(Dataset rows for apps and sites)
= Beginning of Section =

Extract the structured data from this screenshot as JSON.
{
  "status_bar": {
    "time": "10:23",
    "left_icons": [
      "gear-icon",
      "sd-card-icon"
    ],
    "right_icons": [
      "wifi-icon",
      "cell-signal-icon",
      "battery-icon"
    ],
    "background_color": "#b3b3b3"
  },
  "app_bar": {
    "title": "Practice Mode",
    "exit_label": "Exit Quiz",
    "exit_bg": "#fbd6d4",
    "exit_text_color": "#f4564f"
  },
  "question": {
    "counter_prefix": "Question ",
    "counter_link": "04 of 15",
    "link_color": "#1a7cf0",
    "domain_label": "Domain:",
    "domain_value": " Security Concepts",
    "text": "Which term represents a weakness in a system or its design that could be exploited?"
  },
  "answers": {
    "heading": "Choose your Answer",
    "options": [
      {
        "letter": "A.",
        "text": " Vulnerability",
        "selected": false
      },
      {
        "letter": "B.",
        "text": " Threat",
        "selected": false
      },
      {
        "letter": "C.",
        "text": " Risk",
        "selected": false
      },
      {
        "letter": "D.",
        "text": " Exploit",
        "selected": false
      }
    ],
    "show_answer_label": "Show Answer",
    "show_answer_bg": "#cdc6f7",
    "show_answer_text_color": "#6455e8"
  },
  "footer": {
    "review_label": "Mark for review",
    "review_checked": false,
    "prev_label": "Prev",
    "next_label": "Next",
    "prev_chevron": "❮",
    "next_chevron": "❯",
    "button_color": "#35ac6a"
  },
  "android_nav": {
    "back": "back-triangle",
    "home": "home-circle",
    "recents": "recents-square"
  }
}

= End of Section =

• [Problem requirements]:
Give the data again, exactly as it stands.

• [Response below]:
Extract the structured data from this screenshot as JSON.
{
  "status_bar": {
    "time": "10:23",
    "left_icons": [
      "gear-icon",
      "sd-card-icon"
    ],
    "right_icons": [
      "wifi-icon",
      "cell-signal-icon",
      "battery-icon"
    ],
    "background_color": "#b3b3b3"
  },
  "app_bar": {
    "title": "Practice Mode",
    "exit_label": "Exit Quiz",
    "exit_bg": "#fbd6d4",
    "exit_text_color": "#f4564f"
  },
  "question": {
    "counter_prefix": "Question ",
    "counter_link": "04 of 15",
    "link_color": "#1a7cf0",
    "domain_label": "Domain:",
    "domain_value": " Security Concepts",
    "text": "Which term represents a weakness in a system or its design that could be exploited?"
  },
  "answers": {
    "heading": "Choose your Answer",
    "options": [
      {
        "letter": "A.",
        "text": " Vulnerability",
        "selected": false
      },
      {
        "letter": "B.",
        "text": " Threat",
        "selected": false
      },
      {
        "letter": "C.",
        "text": " Risk",
        "selected": false
      },
      {
        "letter": "D.",
        "text": " Exploit",
        "selected": false
      }
    ],
    "show_answer_label": "Show Answer",
    "show_answer_bg": "#cdc6f7",
    "show_answer_text_color": "#6455e8"
  },
  "footer": {
    "review_label": "Mark for review",
    "review_checked": false,
    "prev_label": "Prev",
    "next_label": "Next",
    "prev_chevron": "❮",
    "next_chevron": "❯",
    "button_color": "#35ac6a"
  },
  "android_nav": {
    "back": "back-triangle",
    "home": "home-circle",
    "recents": "recents-square"
  }
}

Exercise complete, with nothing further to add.